I love following pastors on Twitter and Facebook. In these years of temporarily being outside of pastoral ministry, it gives me great joy to pray for pastors who continue to preach, teach, lead, and serve week after week after very long week.
But Saturdays make me chuckle.
Beginning on Saturday afternoons, the tweets start rolling in. Tweets that sound a bit like a pep rally:
- Stoked about worship this weekend! Don’t miss out! It’s going to be epic!
- So pumped about what God is going to do tomorrow in worship!
- Can’t wait to deliver the message that God gave me for our church tomorrow!
- Get up, get to church, God is going to do great things tomorrow!
- AMAZING testimony to start our service on Sunday! Trust me, you do NOT want to miss this!
A pastor friend and I were having lunch not long ago and he said, “Sometimes, I want to get on Twitter and say to all our church members: I’m super stoked about services this weekend! It’s going to be the most super ordinary Sunday ever!”
There’s something to be said for online enthusiasm for worship services. Would that we be more enthusiastic about gathering with God’s people and hearing from God’s Word! We go to worship with a sense of expectation and anticipation, yes. We attend church services expecting to hear from God, prayerfully open to whatever changes He might make in our lives.
But let’s face it. Not every message, every song, every service will be spectacular.
Brothers, we are not hype-machines.
That’s why all the Twitter buzz wore out my pastor friend with the pressure of making every weekend “an incredible worship service you will never forget.” That’s a treadmill that exhausts the faithful preacher. Where did we get the idea that every worship set has to be more powerful than the week before, that every sermon has to be a home run, that every experience has to be immediately life-changing?
Not only that, but when you really do have a big event going on, it’s hard to top your rhetoric from every other weekend. If all your Saturday tweets are ecstatic escapes into ALL CAPS territory, you’ll have a hard time expressing how super, really, amazingly, incredibly stoked you are that 15 people are getting baptized the next day. Adjectives run out at some point, as do Twitter characters.
God Meets Us in the Ordinary
So, my pastor friends, please be encouraged by a few simple truths.
First, let’s not overemphasize the dramatic results of one incredible worship service and underemphasize the long-term results of faithful, ordinary church-going. The week in, week out routine of gathering with God’s people and listening to God’s Word is not a waste, even if your people walk out the door on a given Sunday and can’t recall the second point in your sermon. It’s the cumulative effect of our practices that matters, not the spectacular experience of the moment. Sometimes, it’s not one sermon that changes a life, but 1000 sermons.

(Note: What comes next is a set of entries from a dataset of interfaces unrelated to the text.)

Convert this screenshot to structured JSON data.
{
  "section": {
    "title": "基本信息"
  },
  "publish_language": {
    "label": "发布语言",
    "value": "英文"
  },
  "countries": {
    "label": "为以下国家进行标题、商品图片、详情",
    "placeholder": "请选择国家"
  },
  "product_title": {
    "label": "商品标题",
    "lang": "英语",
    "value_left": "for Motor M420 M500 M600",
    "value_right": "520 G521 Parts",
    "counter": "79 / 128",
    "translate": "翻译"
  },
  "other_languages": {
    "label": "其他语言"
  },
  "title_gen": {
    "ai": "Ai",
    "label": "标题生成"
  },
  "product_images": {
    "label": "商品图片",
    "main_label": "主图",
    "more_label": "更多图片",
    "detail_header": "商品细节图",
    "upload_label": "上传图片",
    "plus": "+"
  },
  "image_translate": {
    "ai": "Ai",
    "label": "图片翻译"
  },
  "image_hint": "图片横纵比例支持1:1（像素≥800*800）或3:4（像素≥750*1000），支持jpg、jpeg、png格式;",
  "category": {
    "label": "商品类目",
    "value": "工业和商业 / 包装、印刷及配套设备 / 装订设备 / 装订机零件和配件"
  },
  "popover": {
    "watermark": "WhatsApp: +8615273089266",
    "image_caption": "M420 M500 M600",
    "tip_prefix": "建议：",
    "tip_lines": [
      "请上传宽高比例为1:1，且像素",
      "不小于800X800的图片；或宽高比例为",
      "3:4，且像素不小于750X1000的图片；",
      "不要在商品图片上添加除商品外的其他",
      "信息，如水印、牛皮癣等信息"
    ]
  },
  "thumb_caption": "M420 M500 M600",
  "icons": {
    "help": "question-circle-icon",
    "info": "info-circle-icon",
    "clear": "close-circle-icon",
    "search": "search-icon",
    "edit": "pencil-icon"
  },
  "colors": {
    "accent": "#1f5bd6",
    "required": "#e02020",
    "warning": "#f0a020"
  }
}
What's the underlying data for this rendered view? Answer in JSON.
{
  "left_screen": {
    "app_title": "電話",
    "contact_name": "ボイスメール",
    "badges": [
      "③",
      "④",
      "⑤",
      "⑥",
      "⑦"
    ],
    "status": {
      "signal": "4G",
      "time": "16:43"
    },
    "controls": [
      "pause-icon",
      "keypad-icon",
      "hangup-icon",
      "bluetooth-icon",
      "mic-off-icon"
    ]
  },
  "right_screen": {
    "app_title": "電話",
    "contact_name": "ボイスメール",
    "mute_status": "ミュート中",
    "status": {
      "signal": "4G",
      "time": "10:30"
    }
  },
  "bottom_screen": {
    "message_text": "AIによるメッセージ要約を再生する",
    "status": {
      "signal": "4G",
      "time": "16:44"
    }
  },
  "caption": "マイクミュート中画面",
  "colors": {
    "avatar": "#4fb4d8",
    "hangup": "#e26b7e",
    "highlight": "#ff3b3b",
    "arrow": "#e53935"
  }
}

Secondly, be thankful for the days when God performs open-heart surgery on us through His Word. But remember that most Sundays, God is extending health to us through the faithful proclamation of His Word and the fellowship of believers who stir us up to love and good deeds.
Third, let’s not downplay the ordinary Sundays – the beauty of God’s service to His children on non-holiday weekends, the Sundays that don’t stand out on the calendar. After all, it’s the God who meets us in the ordinary means of grace that we can get super stoked about.